They realized first of all, that it’s not all or nothing. No one ditched diapers completely. That’s not what this is about. It’s about seeing what your kid can do. Feeling amazed, you continue to communicate and build trust.
EC can just be a first-thing-every-morning thing. Or do it after every nap, or more intensively, however it fits the family’s situation. “It’s not stressful for the baby,” one family noted. And everyone, whether part-timing it or going more full-throttle, started catching poops.
Pooping in the potty from 6 months of age could be the new normal
My personal experience with EC was that catching poop in the toilet was the best and easiest part. Throughout the Ditch the Diapers Zero Waste Initiative, we’ve come to see this as one of the most important potential benefits of EC.
First, we learned that with only monthly support, all families in our EC Challenge could find success catching poop once a baby had started eating solid food. And these families varied widely, from stay-at-home folks to those with nannies and daycare.
“He’s eating solid food, so I’m really grateful that he poops in a potty not a diaper!”– parents of an 8-month-old
Second, we learned that “poop issues” during toddler potty training are way more common than we expected. So many kids who potty train at the typical ages of 1-and-a-half, two or older have very real fears and resistances to pooping on a potty or toilet. This can easily become the hardest part of potty training, but families can avoid it so easily by giving kids experience with potties from the time they first start solid food. And third, apparently disposable wipes are a huge problem for the Seattle sewer system, so much so that diaper banks have had to stop handing them out. We all wipe less for poop falling into a potty versus poop smeared on a child throughout their diaper area. And when wiping right away, toilet paper might even do the trick.
To give you a sense of the joy that this practice brought our six challenge families, here are a few quotes:
“Baby P poops fairly regularly in the morning after feeding. There’s still an occasional poop in the diaper but we went 3.5 weeks without a poopy diaper….Our nanny for the summer successfully does EC with Penny and had only had to change one dirty diaper in 2 months.”– Penny’s parents, baby’s age 10-12 months
“I’m grateful that the last poopy diaper I changed was probably 9 months ago.

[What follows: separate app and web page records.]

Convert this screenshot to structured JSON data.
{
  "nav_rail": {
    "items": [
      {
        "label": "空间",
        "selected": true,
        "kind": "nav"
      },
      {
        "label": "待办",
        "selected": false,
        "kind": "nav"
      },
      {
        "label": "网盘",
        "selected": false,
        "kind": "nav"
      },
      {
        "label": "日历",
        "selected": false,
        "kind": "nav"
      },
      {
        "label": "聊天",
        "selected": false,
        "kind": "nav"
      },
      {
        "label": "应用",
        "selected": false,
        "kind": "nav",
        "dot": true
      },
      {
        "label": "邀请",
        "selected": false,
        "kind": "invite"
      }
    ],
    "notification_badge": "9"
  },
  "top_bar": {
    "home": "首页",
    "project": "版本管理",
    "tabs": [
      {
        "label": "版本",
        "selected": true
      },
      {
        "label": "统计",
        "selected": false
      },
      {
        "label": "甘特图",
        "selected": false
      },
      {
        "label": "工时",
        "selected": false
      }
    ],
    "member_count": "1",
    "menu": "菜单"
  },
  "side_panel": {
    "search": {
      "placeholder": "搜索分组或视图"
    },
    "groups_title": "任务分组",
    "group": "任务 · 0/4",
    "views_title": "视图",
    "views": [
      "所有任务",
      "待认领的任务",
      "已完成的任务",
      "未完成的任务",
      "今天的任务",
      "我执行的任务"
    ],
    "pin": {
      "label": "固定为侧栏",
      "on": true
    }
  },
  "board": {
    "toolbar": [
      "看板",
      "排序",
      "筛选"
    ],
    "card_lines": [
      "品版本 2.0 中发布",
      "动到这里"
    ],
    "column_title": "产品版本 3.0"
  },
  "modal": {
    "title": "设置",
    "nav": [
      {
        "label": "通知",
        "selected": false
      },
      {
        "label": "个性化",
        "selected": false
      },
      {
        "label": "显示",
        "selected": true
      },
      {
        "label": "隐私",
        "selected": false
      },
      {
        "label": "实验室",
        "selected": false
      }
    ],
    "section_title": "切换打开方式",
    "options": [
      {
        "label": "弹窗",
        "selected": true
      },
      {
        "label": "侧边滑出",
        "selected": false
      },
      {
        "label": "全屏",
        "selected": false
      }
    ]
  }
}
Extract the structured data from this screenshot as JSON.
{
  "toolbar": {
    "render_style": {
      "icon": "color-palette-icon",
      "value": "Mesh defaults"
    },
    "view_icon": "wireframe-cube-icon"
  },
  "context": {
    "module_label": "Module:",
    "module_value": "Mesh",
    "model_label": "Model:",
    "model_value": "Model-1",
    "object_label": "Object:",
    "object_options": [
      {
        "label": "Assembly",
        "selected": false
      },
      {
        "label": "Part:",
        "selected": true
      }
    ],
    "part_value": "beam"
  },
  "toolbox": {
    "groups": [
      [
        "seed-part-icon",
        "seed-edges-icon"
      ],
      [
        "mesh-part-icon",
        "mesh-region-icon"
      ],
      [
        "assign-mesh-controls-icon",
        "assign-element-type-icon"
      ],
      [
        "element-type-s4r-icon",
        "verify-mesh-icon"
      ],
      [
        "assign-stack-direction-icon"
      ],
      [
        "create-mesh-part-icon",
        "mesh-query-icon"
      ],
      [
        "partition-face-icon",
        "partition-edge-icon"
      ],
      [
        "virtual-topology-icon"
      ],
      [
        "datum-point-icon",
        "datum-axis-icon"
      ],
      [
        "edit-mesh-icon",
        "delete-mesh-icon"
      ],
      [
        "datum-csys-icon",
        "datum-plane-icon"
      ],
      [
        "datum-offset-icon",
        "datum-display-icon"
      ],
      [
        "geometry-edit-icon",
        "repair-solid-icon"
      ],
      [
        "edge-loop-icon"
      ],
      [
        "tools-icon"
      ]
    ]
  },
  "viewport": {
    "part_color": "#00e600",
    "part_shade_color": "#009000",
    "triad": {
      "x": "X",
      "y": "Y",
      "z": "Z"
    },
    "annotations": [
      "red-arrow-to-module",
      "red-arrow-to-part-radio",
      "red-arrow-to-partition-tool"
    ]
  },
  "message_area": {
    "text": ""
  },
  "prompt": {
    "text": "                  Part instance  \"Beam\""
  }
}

I think my child’s skin is healthier, the planet is slightly less littered with disposable diapers, and my partner, my baby and I are all more confident in our ability to communicate with each other, in relation to pottying and everything else.”-Shanti Herzog, mother of a 14-month-old
EC paves the way for earlier Potty Training
Our survey of 126 Seattle families found that 60% of those who did any EC at all ditched their daytime diapers by their baby’s 2nd birthday. 90% were done with daytime potty training by the child’s 3rd birthday. This compares quite well with the whole sample, where only 66% of kids were potty trained by age 3.
The families in our EC Challenge say they feel good about potty training and will start it earlier rather than later. Even though they have laid the groundwork, they will need to go through potty training to hand responsibility to their kids for keeping themselves dry.
Our Waste-Free Communities Matching Grant from Seattle Public Utilities has now come to an end. But there are still lots of ways to get help with EC and potty training. It’s great to learn about EC while still pregnant and start it from birth, but it can be started anytime with kids under age 1. Potty training and the real ditching of diapers is best started and finished between 18-30 months of age.
- Visit Diaper Stork to get access to our online potty training video, made possible by the SPU grant.
- Check Diaper Stork’s website or Facebook page to sign up for the next free Intro to Elimination Communication class, still held online during these COVID times.
- Get your daycare involved by putting them in touch with firstname.lastname@example.org.
- If you are doing EC and are looking for support, join the Ditch the Diapers Facebook group! Or contact Rachel Ogestelli, Heather Alvarez, or Suzanne DeSelms for consultations or to see about forming a new support group.